Bouchra Khalili approaches history as a constellation of forces haunting the present. Through a practice that includes film, installation, photography, and printmaking, the artist reimagines the revolutionary arc of the last century. Born in Casablanca during the Moroccan Years of Lead—a period of repression and unrest which began in the 1960s and continued through the ‘80s—Khalili takes the force and failure of the nation-state as a primary thematic concern. Beginning each project with a period of rigorous research, Khalili draws from historical material and reanimates first-person accounts to challenge restrictive conceptions of citizenship. She weaves together imagery and sound in an associative relationship to invoke the revolutionary impulse.
Khalili’s The Mapping Journey Project (2008–11) is an eight-channel video installation that details the stories of eight people who traveled illegally into the Mediterranean basin from North Africa or the Middle East. Each channel features one subject as they describe their border crossing while sketching their route on a paper map of the world; only their hands are seen in the frame. The Mapping Journey Project reveals the tension between policed national borders and migration, showing the cartographic forms traversed by will and necessity.

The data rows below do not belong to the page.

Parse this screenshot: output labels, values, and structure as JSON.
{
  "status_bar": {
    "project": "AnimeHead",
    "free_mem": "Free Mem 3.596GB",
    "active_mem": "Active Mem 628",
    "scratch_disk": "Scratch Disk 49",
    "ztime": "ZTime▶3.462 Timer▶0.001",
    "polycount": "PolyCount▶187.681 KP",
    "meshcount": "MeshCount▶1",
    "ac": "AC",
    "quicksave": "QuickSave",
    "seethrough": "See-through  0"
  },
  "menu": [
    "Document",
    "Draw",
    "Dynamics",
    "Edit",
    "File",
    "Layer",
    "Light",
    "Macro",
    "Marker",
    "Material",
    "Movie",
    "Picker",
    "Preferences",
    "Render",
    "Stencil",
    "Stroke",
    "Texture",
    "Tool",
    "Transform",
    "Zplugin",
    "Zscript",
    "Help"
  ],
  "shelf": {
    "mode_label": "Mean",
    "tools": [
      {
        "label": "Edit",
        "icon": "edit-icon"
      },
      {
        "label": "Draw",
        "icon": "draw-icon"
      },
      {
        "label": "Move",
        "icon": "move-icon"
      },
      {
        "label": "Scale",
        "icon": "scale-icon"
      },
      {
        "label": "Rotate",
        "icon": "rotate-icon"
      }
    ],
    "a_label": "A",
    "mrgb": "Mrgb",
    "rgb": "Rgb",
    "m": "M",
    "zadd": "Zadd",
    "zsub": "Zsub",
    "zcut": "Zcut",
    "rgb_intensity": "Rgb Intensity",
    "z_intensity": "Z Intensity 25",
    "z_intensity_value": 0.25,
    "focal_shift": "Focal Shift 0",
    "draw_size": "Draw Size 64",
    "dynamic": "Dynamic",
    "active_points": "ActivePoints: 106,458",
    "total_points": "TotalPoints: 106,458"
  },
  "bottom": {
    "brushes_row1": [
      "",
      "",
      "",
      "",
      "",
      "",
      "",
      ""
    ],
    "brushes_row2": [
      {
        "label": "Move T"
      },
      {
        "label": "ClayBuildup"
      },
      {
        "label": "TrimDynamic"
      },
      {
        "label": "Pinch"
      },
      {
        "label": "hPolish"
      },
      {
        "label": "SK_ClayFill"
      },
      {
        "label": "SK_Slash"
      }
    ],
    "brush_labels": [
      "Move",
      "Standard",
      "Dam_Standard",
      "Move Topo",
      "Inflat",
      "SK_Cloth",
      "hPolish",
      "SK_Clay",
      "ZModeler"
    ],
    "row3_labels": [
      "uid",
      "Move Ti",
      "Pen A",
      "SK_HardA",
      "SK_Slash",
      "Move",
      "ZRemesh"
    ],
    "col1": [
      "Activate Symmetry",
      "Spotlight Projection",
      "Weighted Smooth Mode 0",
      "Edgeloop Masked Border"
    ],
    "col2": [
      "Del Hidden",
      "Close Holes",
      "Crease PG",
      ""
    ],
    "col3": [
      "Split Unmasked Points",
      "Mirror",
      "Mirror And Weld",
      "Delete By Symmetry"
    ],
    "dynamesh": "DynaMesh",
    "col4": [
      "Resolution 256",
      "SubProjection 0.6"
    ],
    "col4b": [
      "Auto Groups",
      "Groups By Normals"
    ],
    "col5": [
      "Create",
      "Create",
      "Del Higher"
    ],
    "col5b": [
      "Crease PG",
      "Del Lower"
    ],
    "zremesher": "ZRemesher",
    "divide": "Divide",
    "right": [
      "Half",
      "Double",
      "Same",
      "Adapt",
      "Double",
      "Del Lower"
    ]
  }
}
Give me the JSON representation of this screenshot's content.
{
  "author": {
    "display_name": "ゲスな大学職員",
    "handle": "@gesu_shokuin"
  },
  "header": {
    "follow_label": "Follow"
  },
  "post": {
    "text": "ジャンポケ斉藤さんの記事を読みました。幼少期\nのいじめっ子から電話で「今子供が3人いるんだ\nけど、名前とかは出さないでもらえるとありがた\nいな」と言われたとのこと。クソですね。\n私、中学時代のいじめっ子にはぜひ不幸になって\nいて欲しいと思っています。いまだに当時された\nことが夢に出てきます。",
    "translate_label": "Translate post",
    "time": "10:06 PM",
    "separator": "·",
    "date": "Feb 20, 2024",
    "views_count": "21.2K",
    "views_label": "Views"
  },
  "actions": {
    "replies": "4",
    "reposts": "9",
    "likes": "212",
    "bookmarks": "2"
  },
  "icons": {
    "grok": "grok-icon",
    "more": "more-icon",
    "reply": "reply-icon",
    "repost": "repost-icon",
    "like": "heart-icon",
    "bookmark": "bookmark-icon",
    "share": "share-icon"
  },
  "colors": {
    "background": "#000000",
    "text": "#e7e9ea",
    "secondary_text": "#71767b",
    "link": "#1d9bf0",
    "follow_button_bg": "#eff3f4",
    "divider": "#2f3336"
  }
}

The video The Tempest Society (2017) explores the legacy of al-Assifa (Arabic for “the Tempest”), an agitprop theater group and social project active in 1970s Paris. Formed by a Moroccan migrant worker and two French student activists, al-Assifa’s history runs parallel to broader junctions of revolt and radicalism. The group occupied factories, cinemas, and city squares, engaging the public through oral storytelling. Although al-Assifa’s supporters included activist communities, artists, and intellectuals, including Michel Foucault and Gilles Deleuze, little documentation of the collective remains. The Tempest Society thus acts as a gesture of posterity and a celebration of possibility. For the 60-minute video commissioned by documenta 14 and exhibited in Athens in 2017, Khalili invited three young Athenians from diverse backgrounds to tell the story of al-Assifa. Punctuating and expanding upon the themes of the work are photographs of Pier Paolo Pasolini and Antonio Gramsci. Through this unique retelling of history, Khalili positions the viewer in a deliberately discontinuous temporality. The artist locates crucial links between seemingly disparate struggles and shows historical events as continuous rather than foreclosed.
While in residence at Callie’s, Khalili rehearsed, constructed, and filmed The Magic Lantern (2022), a mixed-media installation that takes as its starting point the work of Swiss video pioneer Carole Roussopoulos (1945-2009), whose video camera and work already appeared in Khalili’s previous video installations Foreign Office (2015) and Twenty-Two Hours (2018). The work reactivates the art of the “phantasmagoria,” a technique from the late 18th century that combined projected imagery with vivid storytelling in order to conjure ghosts. Notably, activists used the technology to keep the spirit of French revolutionaries alive in the public imagination. Engaging this strategy to evoke a lost 1970 film by Roussopoulos about the struggle of Palestinian refugees, Khalili considers The Magic Lantern to be a continuation of her investigation into the genealogy and ethics of solidarity. The work premiered at Forum Freies Theater, Düsseldorf, in May of 2022, and will have its Berlin premiere at Callie’s in November 2022.